===== Material provided =====

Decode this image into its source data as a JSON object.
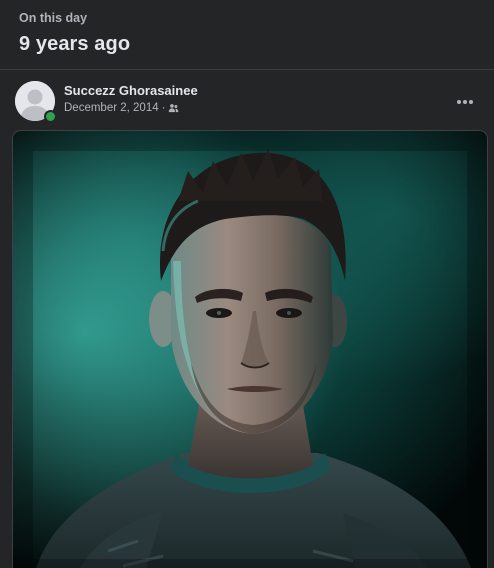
{
  "memory": {
    "kicker": "On this day",
    "title": "9 years ago"
  },
  "post": {
    "author_name": "Succezz Ghorasainee",
    "date": "December 2, 2014",
    "separator": "·",
    "audience_icon": "friends-icon",
    "online_status_color": "#31a24c",
    "more_icon": "more-horizontal-icon"
  },
  "photo": {
    "subject": "portrait-photo",
    "background_tint": "#0f5a54"
  },
  "colors": {
    "background": "#242526",
    "primary_text": "#e4e6eb",
    "secondary_text": "#b0b3b8",
    "divider": "#3a3b3c"
  }
}
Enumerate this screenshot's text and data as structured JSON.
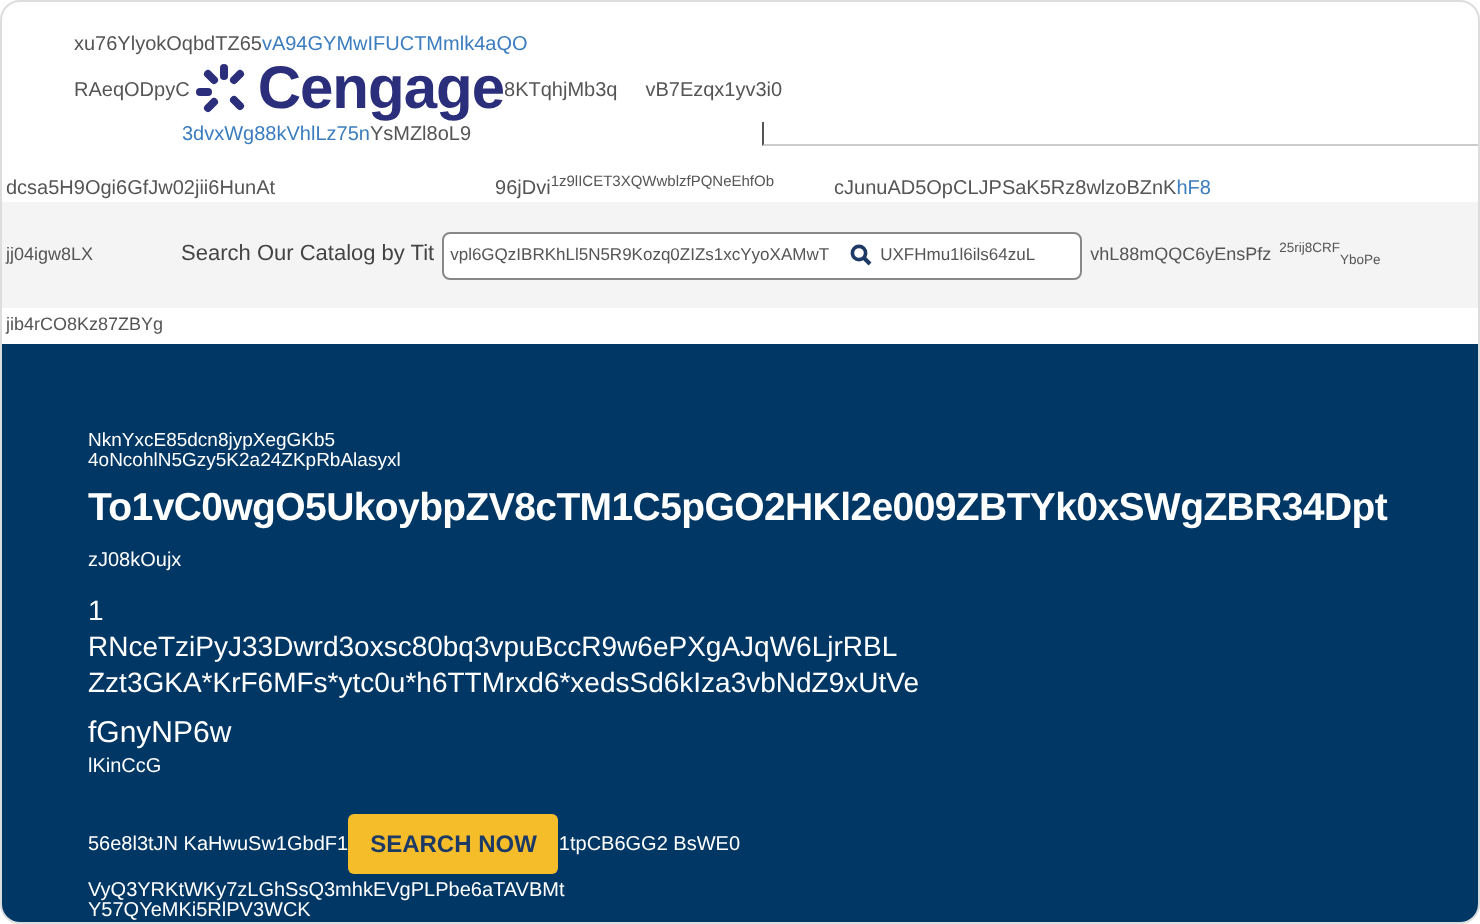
{
  "header": {
    "tagline": {
      "plain": "xu76YlyokOqbdTZ65",
      "link": "vA94GYMwIFUCTMmlk4aQO"
    },
    "left_text": "RAeqODpyC",
    "logo": "Cengage",
    "right_texts": [
      "8KTqhjMb3q",
      "vB7Ezqx1yv3i0"
    ],
    "subline": {
      "link": "3dvxWg88kVhlLz75n",
      "plain": "YsMZl8oL9"
    }
  },
  "nav": {
    "left_text": "dcsa5H9Ogi6GfJw02jii6HunAt",
    "middle_text": "96jDvi",
    "middle_sup": "1z9lICET3XQWwblzfPQNeEhfOb",
    "right_text": "cJunuAD5OpCLJPSaK5Rz8wlzoBZnK",
    "right_link": "hF8"
  },
  "search": {
    "left_text": "jj04igw8LX",
    "label": "Search Our Catalog by Tit",
    "value": "vpl6GQzIBRKhLl5N5R9Kozq0ZIZs1xcYyoXAMwT",
    "after_icon": "UXFHmu1l6ils64zuL",
    "extra": "vhL88mQQC6yEnsPfz",
    "sup": "25rij8CRF",
    "sub": "YboPe"
  },
  "below_text": "jib4rCO8Kz87ZBYg",
  "hero": {
    "eyebrow": [
      "NknYxcE85dcn8jypXegGKb5",
      "4oNcohlN5Gzy5K2a24ZKpRbAlasyxl"
    ],
    "title": "To1vC0wgO5UkoybpZV8cTM1C5pGO2HKl2e009ZBTYk0xSWgZBR34Dpt",
    "subtitle": "zJ08kOujx",
    "number": "1",
    "body": [
      "RNceTziPyJ33Dwrd3oxsc80bq3vpuBccR9w6ePXgAJqW6LjrRBL",
      "Zzt3GKA*KrF6MFs*ytc0u*h6TTMrxd6*xedsSd6kIza3vbNdZ9xUtVe"
    ],
    "heading": "fGnyNP6w",
    "caption": "lKinCcG",
    "before_button": "56e8l3tJN KaHwuSw1GbdF1",
    "button": "SEARCH NOW",
    "after_button": "1tpCB6GG2 BsWE0",
    "footer_lines": [
      "VyQ3YRKtWKy7zLGhSsQ3mhkEVgPLPbe6aTAVBMt",
      "Y57QYeMKi5RlPV3WCK"
    ]
  }
}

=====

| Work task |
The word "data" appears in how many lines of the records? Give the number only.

| Result of the task |
2